If you don’t meet this cut-off point, all is not lost. You can set up a PI Trust at any point. However, there are two main disadvantages associated with delaying. The first is that after the 52-week period has elapsed, any compensation money you have will be taken into account when you’re being assessed for benefits, meaning you may lose money you would otherwise have been entitled to. You can’t claim this money back retrospectively after setting up a PI Trust. The second is that it can become more difficult over time to determine which part of your finances derive specifically from your compensation award.

How do PI Trusts work?

The first step to take if you want to set up a PI trust is to appoint your trustees. These are the people you must choose to manage your money in a PI Trust, and they should therefore be people that you, as the ‘beneficiary’, can trust to look after your money on your behalf.

You should select at least two trustees who must be over 18 years of age. You can act as a trustee yourself, but if you do this, you’ll also need to nominate two others to ensure a total of three trustees.

If you need to access money from your trust, all trustees must first agree to its release. These people are responsible for administering your personal injury compensation money according to your best interests.

Trustees can include your partner, as well as close family members or friends. In high value claims or in cases where children are involved, you may wish to appoint a professional trustee such as a solicitor. Slater and Gordon have extensive experience of working with those who’ve received compensation to manage their funds effectively and to maximise the advantage of their compensation by providing professional advice and support.

It’s important to be aware that to remain eligible for state benefits, you must ensure your compensation is paid into a specially designated trust bank or building society account that’s been set up by your trustees. This account can only ever contain your personal injury compensation money. You can’t add any additional funds to it from other sources.

What are the benefits of setting up a PI Trust?

A PI Trust isn’t only advisable if you’re currently receiving benefits. It’s also recommended if you’re likely to receive benefits at some point in the future.

A PI Trust will protect your entitlement to local authority funding for the costs of living if you think you’re likely to go into a residential care home or require care in your own home later on in life. You may also consider safeguarding your compensation if you’re concerned that you may be taken advantage of financially. A PI Trust can protect your money in the event that you have to go through divorce proceedings too.

In addition, if you’re concerned about your future mental capacity or what might happen to your compensation if, for example, you suffered a brain injury or lost the ability to make your own decisions, by placing your compensation in a PI Trust you ensure that your trustees will look after your affairs and care needs according to your best interests.

You may also wish to consider establishing a trust of this kind is if you lack experience in handling large sums of money, or if you simply want to get on with your life without having to worry about financial administration.

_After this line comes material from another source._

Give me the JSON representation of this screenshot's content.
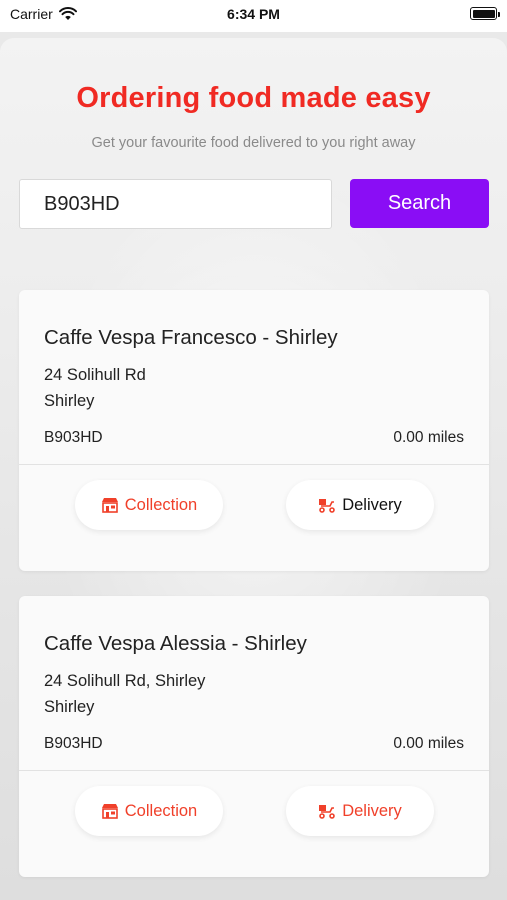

How can Slater and Gordon help?

Our experienced team can enable you to maintain your entitlement to means-tested benefits by creating a PI Trust. We’ll help you to decide whether this type of arrangement is right for you and provide you with detailed information and expert assistance in all aspects of creating and managing a trust, including who to appoint as trustees.

Our specialist solicitors will explain the main provisions of your trust and store the Trust Deed for you. We can also contact your benefits offices to explain why your compensation is disregarded when assessing your entitlement to means-tested benefits. Our Compensation Protection Service can also help you to increase the real value of your compensation.

If you come to us for help, you can rest assured we’ll prepare a PI Trust that’s tailored to meet your precise needs. For more information, don’t hesitate to call us on freephone 0808 175 8000 or contact us online.